Tracheal Stenosis: Most cases of tracheal stenosis develop when the trachea is injured after prolonged intubation — when a breathing tube is inserted into the trachea to help maintain breathing during a medical procedure — or from atracheostomy (surgical opening of the trachea).
Tracheal resection is an operation on the windpipe – the tube which connects the voice box to the lungs. It involves a short section of the windpipe being removed and the cut ends of the windpipe are stitched back together.
Tracheal resection and primary anastomosis for tracheal tumors and stenosis is a well-described procedure. Postintubation lesions are the most common indication for tracheal resection and reconstruction. Malignancies including predominantly squamous cell carcinoma and adenocystic carcinoma also remain an indication for resection. Other indications include secondary tracheal tumors, tracheoesophageal and tracheal innominate fistulas.

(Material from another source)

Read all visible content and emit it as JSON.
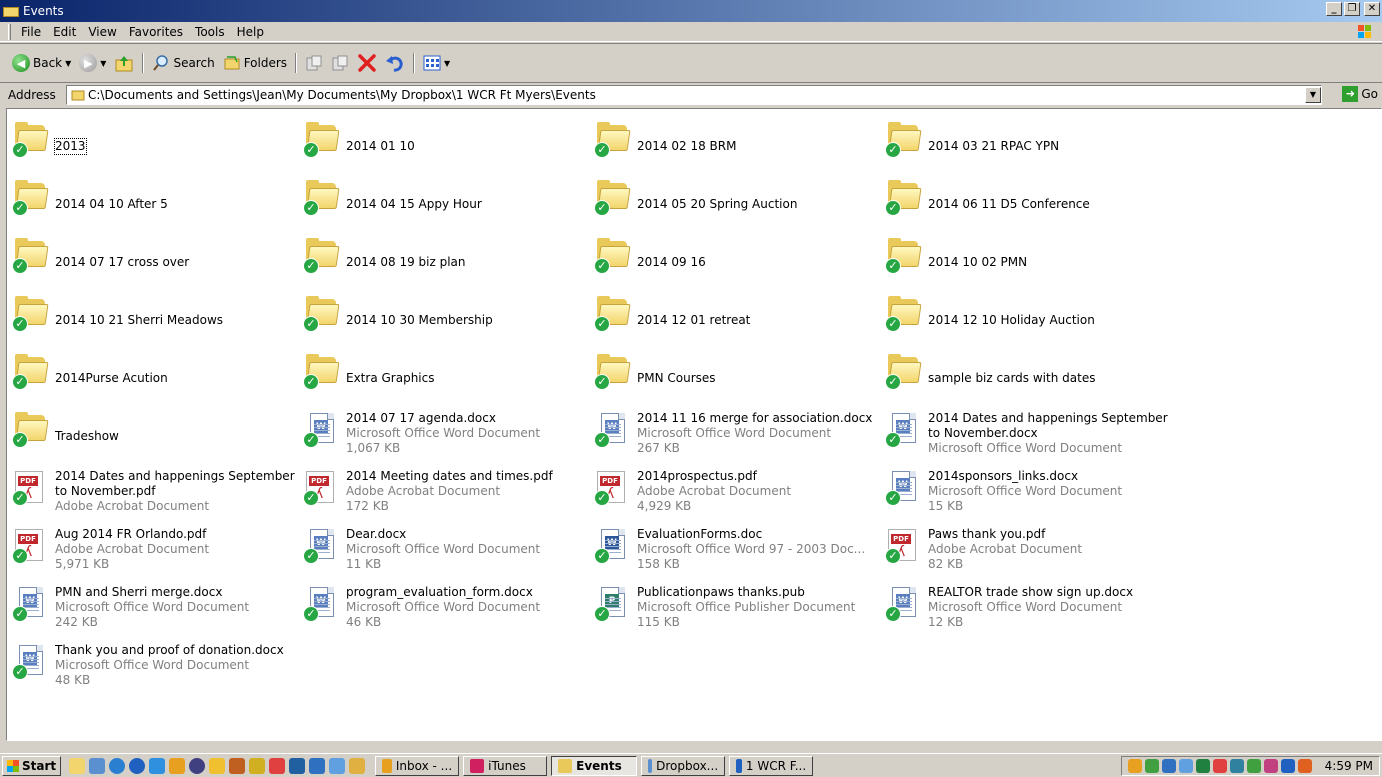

For cervical lesions, a horizontal neck incision is used, while occasionally accompanied by a median sternotomy or mini-sternotomy. Intrathoracic lesions can be addressed via a sternotomy, which is the author’s preference, or a right thoracotomy. Right tracheal sleeve pneumonectomies are done via a right thoracotomy, while left tracheal sleeve pneumonectomies are done via a combined approach or via a thoracosternotomy (“clamshell” incision), although some have abandoned this operation.
Approximately half of the trachea can be safely removed with a low incidence of anastomotic complications. Because of the lack of suitable replacement material for the trachea, various mobilization and release maneuvers have been demonstrated to increase the length of the tracheal resection by elevation of the carina. These include hilar, suprahyoid andsuprathyroid laryngeal release; anterior and posterior digital tracheal dissection; and constant neck flexion.